. . .aware of the slight he was putting upon the respectability of Brackenhurst by appearing on Sunday in his grey tweed suit; so he only held out his hand as to an ordinary friend, with the simple words, "You were so extremely kind to me last night, Mr. Christy, that as I happen to know nobody here in England, I ventured to come round and ask your advice in unexpected circumstances that have since arisen."

When Bertram Ingledew looked at him, Philip once more relented. The man's eye was so captivating. To say the truth, there was something taking about the mysterious stranger—a curious air of unconscious superiority—so that, the moment he came near, Philip felt himself fascinated. He only answered, therefore, in as polite a tone as he could easily muster, "Why, how did you get to know my name, or to trace me to my sister's?"

"Oh, Miss Blake told me who you were and where you lived," Bertram replied most innocently: his tone was pure candour;. . . Read More

Community Reviews

Pros - Good points on how stupid some customs are. Humorous when the man from the future gets one over on someone, or if the uptight brother is made fun of.

Cons - Author doesn't seem to like Scottish people, is a bit odd or old fashioned himself about women.

For about three-quarters of this book I thought I might be reading some lost classic -- a time travel novel that fell into obscurity simply because it came out a couple months after Welles' The Time Machine, a social satire forgotten because it was too far ahead of its time -- but then the author...more
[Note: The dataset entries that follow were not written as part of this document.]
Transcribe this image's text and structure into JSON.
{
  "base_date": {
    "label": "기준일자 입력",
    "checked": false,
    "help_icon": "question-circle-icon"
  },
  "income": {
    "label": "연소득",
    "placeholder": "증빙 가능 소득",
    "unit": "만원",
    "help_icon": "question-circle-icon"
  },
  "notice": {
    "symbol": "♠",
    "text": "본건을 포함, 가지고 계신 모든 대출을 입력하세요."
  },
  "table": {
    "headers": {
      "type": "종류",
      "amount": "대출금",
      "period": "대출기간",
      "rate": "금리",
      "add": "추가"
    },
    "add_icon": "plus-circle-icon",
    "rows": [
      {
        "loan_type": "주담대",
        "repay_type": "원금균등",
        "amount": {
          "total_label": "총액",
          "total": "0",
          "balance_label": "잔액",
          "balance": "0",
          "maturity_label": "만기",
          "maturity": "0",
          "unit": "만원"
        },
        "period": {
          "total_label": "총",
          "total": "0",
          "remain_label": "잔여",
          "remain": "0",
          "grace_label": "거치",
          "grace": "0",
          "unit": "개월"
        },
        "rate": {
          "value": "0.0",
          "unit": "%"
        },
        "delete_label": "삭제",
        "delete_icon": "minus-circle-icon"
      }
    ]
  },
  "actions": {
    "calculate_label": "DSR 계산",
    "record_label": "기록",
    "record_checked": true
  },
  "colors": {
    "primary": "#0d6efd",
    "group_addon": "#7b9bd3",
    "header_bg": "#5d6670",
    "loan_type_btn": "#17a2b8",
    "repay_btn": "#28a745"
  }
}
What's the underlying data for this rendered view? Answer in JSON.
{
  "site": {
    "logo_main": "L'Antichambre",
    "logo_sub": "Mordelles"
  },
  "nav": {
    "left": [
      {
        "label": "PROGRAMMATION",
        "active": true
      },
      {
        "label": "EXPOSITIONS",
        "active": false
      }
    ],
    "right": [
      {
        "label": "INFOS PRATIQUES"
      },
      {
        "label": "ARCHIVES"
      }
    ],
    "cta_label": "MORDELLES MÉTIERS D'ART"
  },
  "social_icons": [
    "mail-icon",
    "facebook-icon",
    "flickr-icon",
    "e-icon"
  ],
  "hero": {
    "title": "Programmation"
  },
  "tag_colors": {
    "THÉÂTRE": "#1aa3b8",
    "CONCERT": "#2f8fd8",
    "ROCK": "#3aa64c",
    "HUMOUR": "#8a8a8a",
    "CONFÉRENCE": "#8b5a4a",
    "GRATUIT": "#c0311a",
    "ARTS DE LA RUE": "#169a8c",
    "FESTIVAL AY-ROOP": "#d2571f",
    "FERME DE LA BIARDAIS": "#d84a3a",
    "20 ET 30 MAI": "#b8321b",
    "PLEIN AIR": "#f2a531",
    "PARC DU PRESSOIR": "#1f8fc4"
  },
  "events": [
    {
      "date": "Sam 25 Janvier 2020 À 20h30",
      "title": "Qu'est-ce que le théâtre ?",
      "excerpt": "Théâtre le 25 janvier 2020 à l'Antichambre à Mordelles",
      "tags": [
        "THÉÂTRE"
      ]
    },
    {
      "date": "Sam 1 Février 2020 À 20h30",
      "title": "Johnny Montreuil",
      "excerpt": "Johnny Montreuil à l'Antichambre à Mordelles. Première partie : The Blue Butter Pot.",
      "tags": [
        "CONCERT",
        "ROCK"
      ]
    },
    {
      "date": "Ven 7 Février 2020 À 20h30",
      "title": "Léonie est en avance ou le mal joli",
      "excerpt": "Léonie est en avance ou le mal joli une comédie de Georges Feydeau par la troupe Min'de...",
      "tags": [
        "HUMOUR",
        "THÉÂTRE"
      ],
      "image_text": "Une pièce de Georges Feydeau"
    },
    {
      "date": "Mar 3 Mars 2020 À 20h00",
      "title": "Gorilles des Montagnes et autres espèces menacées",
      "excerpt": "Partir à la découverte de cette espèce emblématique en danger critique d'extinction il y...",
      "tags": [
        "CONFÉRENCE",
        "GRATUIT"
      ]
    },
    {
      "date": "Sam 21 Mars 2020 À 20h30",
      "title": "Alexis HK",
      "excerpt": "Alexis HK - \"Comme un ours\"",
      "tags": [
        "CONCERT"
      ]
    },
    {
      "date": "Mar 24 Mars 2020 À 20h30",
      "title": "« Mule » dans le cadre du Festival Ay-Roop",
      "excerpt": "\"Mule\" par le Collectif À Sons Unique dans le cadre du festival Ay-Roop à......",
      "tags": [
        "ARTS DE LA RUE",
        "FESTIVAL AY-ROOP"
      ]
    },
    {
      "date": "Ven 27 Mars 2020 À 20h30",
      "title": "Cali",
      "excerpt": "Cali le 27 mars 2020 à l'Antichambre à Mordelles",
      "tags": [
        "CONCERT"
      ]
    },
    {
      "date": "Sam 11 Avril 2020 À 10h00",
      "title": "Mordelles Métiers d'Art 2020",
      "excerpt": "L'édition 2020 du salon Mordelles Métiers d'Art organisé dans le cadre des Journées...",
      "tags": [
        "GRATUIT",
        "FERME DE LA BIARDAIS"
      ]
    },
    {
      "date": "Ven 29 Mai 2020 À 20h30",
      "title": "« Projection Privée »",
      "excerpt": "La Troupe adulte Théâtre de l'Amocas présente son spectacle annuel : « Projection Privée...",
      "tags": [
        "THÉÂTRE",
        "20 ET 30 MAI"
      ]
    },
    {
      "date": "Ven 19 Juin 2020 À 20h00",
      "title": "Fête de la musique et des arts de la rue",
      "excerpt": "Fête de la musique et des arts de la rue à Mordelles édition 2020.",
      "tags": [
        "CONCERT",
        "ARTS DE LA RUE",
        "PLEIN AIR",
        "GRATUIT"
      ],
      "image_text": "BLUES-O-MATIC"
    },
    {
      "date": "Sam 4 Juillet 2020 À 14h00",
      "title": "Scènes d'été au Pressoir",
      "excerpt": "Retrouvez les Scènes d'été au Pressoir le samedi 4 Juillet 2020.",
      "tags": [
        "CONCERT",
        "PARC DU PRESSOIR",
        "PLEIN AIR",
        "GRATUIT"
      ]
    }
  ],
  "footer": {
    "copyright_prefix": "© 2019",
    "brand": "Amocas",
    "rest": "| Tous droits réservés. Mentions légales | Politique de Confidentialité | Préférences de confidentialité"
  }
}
Amusing at first, but eventually I got tired of the digs at social norms that the author doesn't like, ones that aren't as horrible as the author paints them. The author falls into the regular trap of discounting and making fun of anything not "rational," "reasonable," or that can be proven with...more

Whereas Allen at times offers social commentary of astonishing subtlety, the opinions expounded in The British Barbarians are about as subtle as a train wreck. This is essentially a two-hundred page sermon on the evils of a society in which the author apparently found little worthy of praise. Whi...more

There is no doubt that Wells was first with “The Time Machine”, but it is interesting that Grant Allen’s “The British Barbarians” was published the same year, and also deals with time travel. Both novels make a comment on society, though Allen reverses the direction of the time travel, by having...more